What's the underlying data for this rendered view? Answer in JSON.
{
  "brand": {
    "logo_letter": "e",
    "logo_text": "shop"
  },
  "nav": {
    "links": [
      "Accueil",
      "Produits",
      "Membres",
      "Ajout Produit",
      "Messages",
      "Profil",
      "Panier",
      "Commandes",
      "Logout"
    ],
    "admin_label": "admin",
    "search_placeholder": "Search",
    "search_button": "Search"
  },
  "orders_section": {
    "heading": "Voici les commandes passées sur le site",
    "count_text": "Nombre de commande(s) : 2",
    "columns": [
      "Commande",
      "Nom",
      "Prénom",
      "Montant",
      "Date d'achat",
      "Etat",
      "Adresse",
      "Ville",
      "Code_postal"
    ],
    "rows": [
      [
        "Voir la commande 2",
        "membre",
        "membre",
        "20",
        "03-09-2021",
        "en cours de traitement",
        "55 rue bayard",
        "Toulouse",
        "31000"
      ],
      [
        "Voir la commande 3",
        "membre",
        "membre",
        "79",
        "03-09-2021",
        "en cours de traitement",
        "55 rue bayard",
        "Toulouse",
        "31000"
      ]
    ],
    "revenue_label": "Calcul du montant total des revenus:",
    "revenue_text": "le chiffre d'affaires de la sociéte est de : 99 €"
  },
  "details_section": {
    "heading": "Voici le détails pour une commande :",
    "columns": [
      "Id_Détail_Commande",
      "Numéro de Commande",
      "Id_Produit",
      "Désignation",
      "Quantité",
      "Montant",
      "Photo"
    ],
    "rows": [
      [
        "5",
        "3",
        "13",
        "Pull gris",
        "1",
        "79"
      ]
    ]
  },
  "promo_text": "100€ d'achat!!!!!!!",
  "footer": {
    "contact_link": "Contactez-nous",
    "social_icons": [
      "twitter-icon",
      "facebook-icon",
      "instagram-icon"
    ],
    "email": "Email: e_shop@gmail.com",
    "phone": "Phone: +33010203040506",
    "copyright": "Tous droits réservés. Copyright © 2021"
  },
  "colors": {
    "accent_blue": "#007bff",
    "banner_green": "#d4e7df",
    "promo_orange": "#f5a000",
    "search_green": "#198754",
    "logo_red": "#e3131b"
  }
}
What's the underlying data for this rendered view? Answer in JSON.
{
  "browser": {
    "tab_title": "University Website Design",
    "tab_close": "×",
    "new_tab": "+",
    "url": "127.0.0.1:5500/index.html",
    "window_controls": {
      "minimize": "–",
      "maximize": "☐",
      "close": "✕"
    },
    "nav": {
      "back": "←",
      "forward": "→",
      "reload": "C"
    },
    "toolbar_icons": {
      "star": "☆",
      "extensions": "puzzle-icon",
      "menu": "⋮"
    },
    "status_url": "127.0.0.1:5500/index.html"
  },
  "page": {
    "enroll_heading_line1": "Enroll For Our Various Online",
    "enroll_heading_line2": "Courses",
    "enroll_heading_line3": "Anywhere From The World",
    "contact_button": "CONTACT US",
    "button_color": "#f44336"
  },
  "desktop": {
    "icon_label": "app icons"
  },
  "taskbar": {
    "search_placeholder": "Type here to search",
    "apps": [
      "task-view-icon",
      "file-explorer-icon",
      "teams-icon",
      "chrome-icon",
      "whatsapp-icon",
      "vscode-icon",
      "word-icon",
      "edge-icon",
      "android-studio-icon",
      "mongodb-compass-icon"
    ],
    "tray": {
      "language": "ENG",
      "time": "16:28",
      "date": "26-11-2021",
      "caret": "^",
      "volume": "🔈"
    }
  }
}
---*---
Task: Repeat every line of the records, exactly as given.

Task output:
What's the underlying data for this rendered view? Answer in JSON.
{
  "brand": {
    "logo_letter": "e",
    "logo_text": "shop"
  },
  "nav": {
    "links": [
      "Accueil",
      "Produits",
      "Membres",
      "Ajout Produit",
      "Messages",
      "Profil",
      "Panier",
      "Commandes",
      "Logout"
    ],
    "admin_label": "admin",
    "search_placeholder": "Search",
    "search_button": "Search"
  },
  "orders_section": {
    "heading": "Voici les commandes passées sur le site",
    "count_text": "Nombre de commande(s) : 2",
    "columns": [
      "Commande",
      "Nom",
      "Prénom",
      "Montant",
      "Date d'achat",
      "Etat",
      "Adresse",
      "Ville",
      "Code_postal"
    ],
    "rows": [
      [
        "Voir la commande 2",
        "membre",
        "membre",
        "20",
        "03-09-2021",
        "en cours de traitement",
        "55 rue bayard",
        "Toulouse",
        "31000"
      ],
      [
        "Voir la commande 3",
        "membre",
        "membre",
        "79",
        "03-09-2021",
        "en cours de traitement",
        "55 rue bayard",
        "Toulouse",
        "31000"
      ]
    ],
    "revenue_label": "Calcul du montant total des revenus:",
    "revenue_text": "le chiffre d'affaires de la sociéte est de : 99 €"
  },
  "details_section": {
    "heading": "Voici le détails pour une commande :",
    "columns": [
      "Id_Détail_Commande",
      "Numéro de Commande",
      "Id_Produit",
      "Désignation",
      "Quantité",
      "Montant",
      "Photo"
    ],
    "rows": [
      [
        "5",
        "3",
        "13",
        "Pull gris",
        "1",
        "79"
      ]
    ]
  },
  "promo_text": "100€ d'achat!!!!!!!",
  "footer": {
    "contact_link": "Contactez-nous",
    "social_icons": [
      "twitter-icon",
      "facebook-icon",
      "instagram-icon"
    ],
    "email": "Email: e_shop@gmail.com",
    "phone": "Phone: +33010203040506",
    "copyright": "Tous droits réservés. Copyright © 2021"
  },
  "colors": {
    "accent_blue": "#007bff",
    "banner_green": "#d4e7df",
    "promo_orange": "#f5a000",
    "search_green": "#198754",
    "logo_red": "#e3131b"
  }
}
What's the underlying data for this rendered view? Answer in JSON.
{
  "browser": {
    "tab_title": "University Website Design",
    "tab_close": "×",
    "new_tab": "+",
    "url": "127.0.0.1:5500/index.html",
    "window_controls": {
      "minimize": "–",
      "maximize": "☐",
      "close": "✕"
    },
    "nav": {
      "back": "←",
      "forward": "→",
      "reload": "C"
    },
    "toolbar_icons": {
      "star": "☆",
      "extensions": "puzzle-icon",
      "menu": "⋮"
    },
    "status_url": "127.0.0.1:5500/index.html"
  },
  "page": {
    "enroll_heading_line1": "Enroll For Our Various Online",
    "enroll_heading_line2": "Courses",
    "enroll_heading_line3": "Anywhere From The World",
    "contact_button": "CONTACT US",
    "button_color": "#f44336"
  },
  "desktop": {
    "icon_label": "app icons"
  },
  "taskbar": {
    "search_placeholder": "Type here to search",
    "apps": [
      "task-view-icon",
      "file-explorer-icon",
      "teams-icon",
      "chrome-icon",
      "whatsapp-icon",
      "vscode-icon",
      "word-icon",
      "edge-icon",
      "android-studio-icon",
      "mongodb-compass-icon"
    ],
    "tray": {
      "language": "ENG",
      "time": "16:28",
      "date": "26-11-2021",
      "caret": "^",
      "volume": "🔈"
    }
  }
}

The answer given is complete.